Wollemi pines, platypus and 40 other mammals, birds and reptiles have recently enjoyed a boost in their environment at Sydney's Taronga Zoo, and now the human species has had its turn with a revamp of the zoo's information infrastructure.
Like most renovations, the move to Microsoft's recently launched Windows XP, for Taronga Zoo and its sister establishment at Dubbo's Western Plains Zoo, in country NSW, was prompted by external forces -- Microsoft's decision to dump support for the zoo's current operating system, Windows 95, next year.
Despite serious concerns, John Inkson, systems administrator of IT and planning, said the risk involved in moving to XP has been more than worth it.

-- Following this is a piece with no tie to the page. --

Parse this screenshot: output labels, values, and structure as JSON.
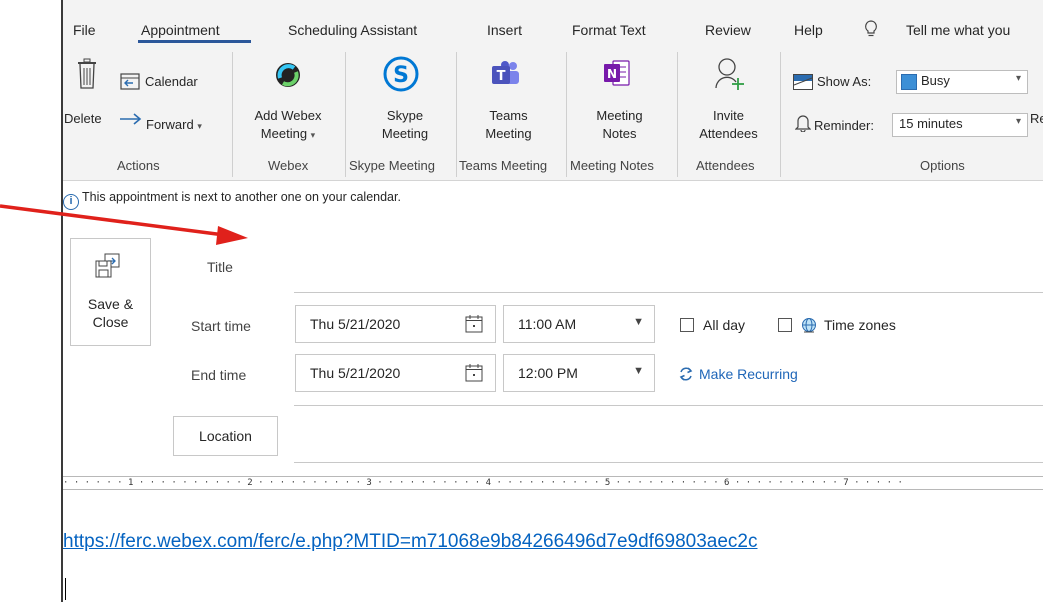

He said new features in XP, such as remote assistance, roaming desktop profiles and the 'self-healing' aspect of the OS had also saved the department "lots of time".

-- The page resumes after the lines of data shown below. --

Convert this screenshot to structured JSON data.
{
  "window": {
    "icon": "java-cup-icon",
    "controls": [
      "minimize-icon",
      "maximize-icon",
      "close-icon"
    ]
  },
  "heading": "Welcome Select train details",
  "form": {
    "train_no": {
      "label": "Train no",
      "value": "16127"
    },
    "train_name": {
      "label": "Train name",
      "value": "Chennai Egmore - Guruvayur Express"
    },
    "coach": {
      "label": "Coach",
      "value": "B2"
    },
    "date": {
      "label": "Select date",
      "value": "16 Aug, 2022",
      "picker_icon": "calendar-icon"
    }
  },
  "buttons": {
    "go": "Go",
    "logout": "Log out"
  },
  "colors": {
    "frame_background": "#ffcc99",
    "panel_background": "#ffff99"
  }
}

"It has always been an issue for us that the computers are spread around the zoo; just looking at the amount of time it takes to get around the zoo can mean 30 minutes to walk to some sites. [Since the implementation] there has been less time wasted handling queries, and machines don't fall over as often."
XP has also been a winner with users. Inkson said his team had been overwhelmed by comments from users about how fast it starts up and shuts down. "Some people thought we had given them a new computer."

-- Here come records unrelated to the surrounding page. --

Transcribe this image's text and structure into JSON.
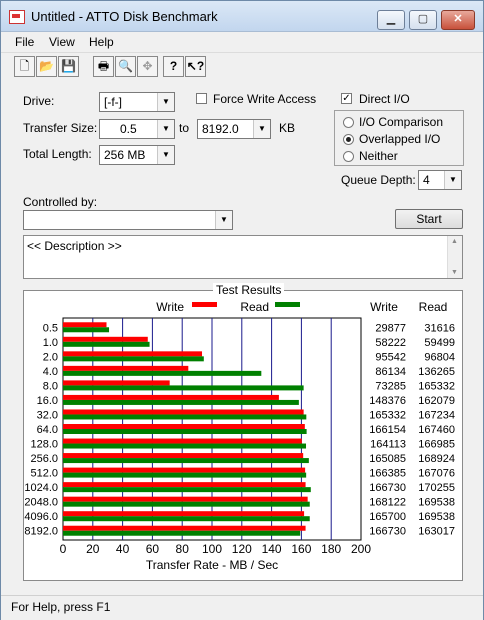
{
  "window": {
    "title": "Untitled - ATTO Disk Benchmark"
  },
  "menu": [
    "File",
    "View",
    "Help"
  ],
  "toolbar": [
    "new-icon",
    "open-icon",
    "save-icon",
    "print-icon",
    "print-preview-icon",
    "move-icon",
    "help-icon",
    "context-help-icon"
  ],
  "form": {
    "drive_label": "Drive:",
    "drive_value": "[-f-]",
    "force_write_label": "Force Write Access",
    "direct_io_label": "Direct I/O",
    "direct_io_checked": true,
    "transfer_size_label": "Transfer Size:",
    "transfer_from": "0.5",
    "to_label": "to",
    "transfer_to": "8192.0",
    "kb_label": "KB",
    "total_length_label": "Total Length:",
    "total_length_value": "256 MB",
    "io_comparison_label": "I/O Comparison",
    "overlapped_io_label": "Overlapped I/O",
    "neither_label": "Neither",
    "queue_depth_label": "Queue Depth:",
    "queue_depth_value": "4",
    "controlled_by_label": "Controlled by:",
    "controlled_by_value": "",
    "start_label": "Start",
    "description": "<< Description >>"
  },
  "results": {
    "title": "Test Results",
    "legend_write": "Write",
    "legend_read": "Read",
    "col_write": "Write",
    "col_read": "Read",
    "write_color": "#ff0000",
    "read_color": "#008000",
    "rows": [
      {
        "size": "0.5",
        "write": "29877",
        "read": "31616"
      },
      {
        "size": "1.0",
        "write": "58222",
        "read": "59499"
      },
      {
        "size": "2.0",
        "write": "95542",
        "read": "96804"
      },
      {
        "size": "4.0",
        "write": "86134",
        "read": "136265"
      },
      {
        "size": "8.0",
        "write": "73285",
        "read": "165332"
      },
      {
        "size": "16.0",
        "write": "148376",
        "read": "162079"
      },
      {
        "size": "32.0",
        "write": "165332",
        "read": "167234"
      },
      {
        "size": "64.0",
        "write": "166154",
        "read": "167460"
      },
      {
        "size": "128.0",
        "write": "164113",
        "read": "166985"
      },
      {
        "size": "256.0",
        "write": "165085",
        "read": "168924"
      },
      {
        "size": "512.0",
        "write": "166385",
        "read": "167076"
      },
      {
        "size": "1024.0",
        "write": "166730",
        "read": "170255"
      },
      {
        "size": "2048.0",
        "write": "168122",
        "read": "169538"
      },
      {
        "size": "4096.0",
        "write": "165700",
        "read": "169538"
      },
      {
        "size": "8192.0",
        "write": "166730",
        "read": "163017"
      }
    ],
    "x_ticks": [
      "0",
      "20",
      "40",
      "60",
      "80",
      "100",
      "120",
      "140",
      "160",
      "180",
      "200"
    ],
    "xlabel": "Transfer Rate - MB / Sec"
  },
  "chart_data": {
    "type": "bar",
    "title": "Test Results",
    "categories": [
      "0.5",
      "1.0",
      "2.0",
      "4.0",
      "8.0",
      "16.0",
      "32.0",
      "64.0",
      "128.0",
      "256.0",
      "512.0",
      "1024.0",
      "2048.0",
      "4096.0",
      "8192.0"
    ],
    "series": [
      {
        "name": "Write",
        "values": [
          29.2,
          56.9,
          93.3,
          84.1,
          71.6,
          144.9,
          161.5,
          162.3,
          160.3,
          161.2,
          162.5,
          162.8,
          164.2,
          161.8,
          162.8
        ]
      },
      {
        "name": "Read",
        "values": [
          30.9,
          58.1,
          94.5,
          133.1,
          161.5,
          158.3,
          163.3,
          163.5,
          163.1,
          165.0,
          163.2,
          166.3,
          165.6,
          165.6,
          159.2
        ]
      }
    ],
    "xlabel": "Transfer Rate - MB / Sec",
    "xlim": [
      0,
      200
    ]
  },
  "status": {
    "text": "For Help, press F1"
  }
}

Apart from support issues, another reason for the zoo upgrade was that Windows 95 was not secure and users could introduce new applications, which meant potential instability for the zoo's systems.
Inkson said the zoo had resisted moving to 2000 and there had been no compelling reason to move to 98.
However, the twin site, which has some 350 users and about 250 PCs, was then offered the chance to participate in a beta trial of Windows XP. "When it was offered to us, I didn't want to do it.
"We set up [XP] in our lab and everything that we tried on it worked, such as a digital camera and a DOS-based payroll system. This package working on XP was a bit of a surprise. We thought it wouldn't work; we had had issues before on Windows 95."
Inkson said that, before the deployment his team had thoroughly tried out XP in the lab, testing all possible applications and peripherals, and looking for integration issues which, considering a lot of the keepers use DOS-based packages for animal management, have not been a problem.
"We had two blue screens in two and half months and nothing that we couldn't recover."
"[During deployment] we had a few little issues along the way. The biggest of the issues was solved in two days by Avanade ( an RDP partner). It would have taken us a month to solve. The problem had to do with our network cards, they weren't Windows 2000 compliant. Now we are using Intel network cards."
The zoo first installed the OS about 10 weeks ago on about a third of their machines in finance, human resources, at Western Plains Zoo and in some animal areas. The solution was initially piloted for three to four weeks in the HR department.
Finance and HR was chosen, Inkson said, because they wanted to roll out in areas that had the "best machines". A total deployment of XP on 250 machines is expected to be completed within six months following RAM updates on some computers and the replacement of about 50, which do not meet XP standards.
Jenny Vasseleu, managing, information technology and planning for the Zoo, said key concerns for the immediate future was the finalisation of the XP rollout and the implementation of several SAP solutions.
She said the zoo is working on moving its payroll system to SAP, as well as installing CRM and plan-and-project maintenance solutions.
Also on the horizon is the installation of Microsoft's Exchange 2000 server -- so instant messaging can be used throughout the zoo -- and an exploration of the capabilities of videoconferencing.